NASHVILLE - State Safety Department officials on Tuesday unveiled a new unit intended to combat the growing problem of identity theft and fraud in Tennessee.
Safety and Homeland Security Commissioner Bill Gibbons said at a news conference the move has a twofold purpose.
"One, our federal partners are just snowed under with this," he said. "And two, it was a recognition on our part that local law enforcement agencies by and large do not have the expertise to investigate these cases."
They also often don't have enough personnel to deal with often complex cases involving technology that often cross city, county and state jurisdictions and even national borders, Gibbons and other officials said.
The 14-member unit comprises personnel from Safety's Highway Patrol, the state Office of Homeland Security and the Driver Services Division.

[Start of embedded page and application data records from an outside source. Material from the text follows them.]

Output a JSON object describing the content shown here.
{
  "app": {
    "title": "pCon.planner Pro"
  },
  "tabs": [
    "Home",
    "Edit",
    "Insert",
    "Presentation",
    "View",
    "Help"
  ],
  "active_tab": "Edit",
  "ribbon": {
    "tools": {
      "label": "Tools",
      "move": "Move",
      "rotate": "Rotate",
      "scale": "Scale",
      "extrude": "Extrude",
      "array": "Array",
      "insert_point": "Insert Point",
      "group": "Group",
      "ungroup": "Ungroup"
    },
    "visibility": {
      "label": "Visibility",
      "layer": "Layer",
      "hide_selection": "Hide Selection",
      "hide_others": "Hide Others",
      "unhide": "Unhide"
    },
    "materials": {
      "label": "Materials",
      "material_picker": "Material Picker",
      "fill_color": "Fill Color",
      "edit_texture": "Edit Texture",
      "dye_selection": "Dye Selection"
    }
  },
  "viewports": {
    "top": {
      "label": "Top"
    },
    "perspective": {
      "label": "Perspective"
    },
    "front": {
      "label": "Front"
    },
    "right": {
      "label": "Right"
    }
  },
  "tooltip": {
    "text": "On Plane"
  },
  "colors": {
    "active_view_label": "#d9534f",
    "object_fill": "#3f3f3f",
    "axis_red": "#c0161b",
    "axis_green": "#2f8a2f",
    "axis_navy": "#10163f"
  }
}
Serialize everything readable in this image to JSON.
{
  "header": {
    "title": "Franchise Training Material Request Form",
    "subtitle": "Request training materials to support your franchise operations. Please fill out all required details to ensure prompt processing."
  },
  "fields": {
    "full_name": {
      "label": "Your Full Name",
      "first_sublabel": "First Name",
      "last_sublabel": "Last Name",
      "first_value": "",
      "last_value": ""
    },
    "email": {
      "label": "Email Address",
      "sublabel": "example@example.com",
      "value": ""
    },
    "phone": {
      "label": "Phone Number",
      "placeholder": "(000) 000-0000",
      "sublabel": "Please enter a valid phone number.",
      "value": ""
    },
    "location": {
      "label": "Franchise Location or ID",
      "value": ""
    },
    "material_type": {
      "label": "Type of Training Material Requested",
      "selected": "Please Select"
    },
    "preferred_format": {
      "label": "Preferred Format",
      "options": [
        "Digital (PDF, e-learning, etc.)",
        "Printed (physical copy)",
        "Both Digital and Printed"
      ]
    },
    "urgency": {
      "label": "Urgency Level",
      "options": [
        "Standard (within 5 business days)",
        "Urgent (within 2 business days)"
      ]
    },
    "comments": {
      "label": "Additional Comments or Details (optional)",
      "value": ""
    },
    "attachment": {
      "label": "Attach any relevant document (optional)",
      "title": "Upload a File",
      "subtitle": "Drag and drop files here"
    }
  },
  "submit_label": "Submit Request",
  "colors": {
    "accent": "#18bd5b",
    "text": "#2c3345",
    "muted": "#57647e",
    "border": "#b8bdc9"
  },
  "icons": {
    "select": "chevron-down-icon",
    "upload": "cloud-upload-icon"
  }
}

The divisions already have worked together in a number of past cases with federal agencies.
The new unit centralizes efforts with existing resources, officials said.
Members will work as needed on significant cases forwarded by local departments. They'll also continue the department's ongoing cooperation with the U.S. Secret Service and FBI officials in Tennessee and U.S. Homeland Security officials.
Gibbons said there is a "great need" to deal more aggressively with the "growing problem" of identity theft and accompanying fraud. There were an estimated 4,275 complaints made by Tennesseans last year, according to a database maintained by the Federal Trade Commission.
The commissioner believes that's just the "tip of the iceberg."
Safety Deputy Director Larry Godwin said the department's new unit already helped federal officials investigate a scheme orchestrated by a Mississippi prison inmate. That involved an attempt to steal thousands of dollars of federal Pell grant money using the names of students at six colleges and universities, including the University of Tennessee at Martin, he said.
The Identity Crimes Unit will provide support to local law enforcement on request but will consider several factors to determine its level of involvement. Those include fraudulent use of a driver's license, which the Highway Patrol has existing authority to investigate.
Other factors include homeland security issues, the financial amount of fraud involved, violation of Tennessee felony laws and referrals from federal agencies.
A former Memphis Police director, Godwin said he knows larger Tennessee police departments, including Memphis, Chattanooga and Knoxville, have their own identity theft efforts.
"But at the same time, I think they'll welcome any assistance that this can provide when it crosses the [jurisdictional] line," he said.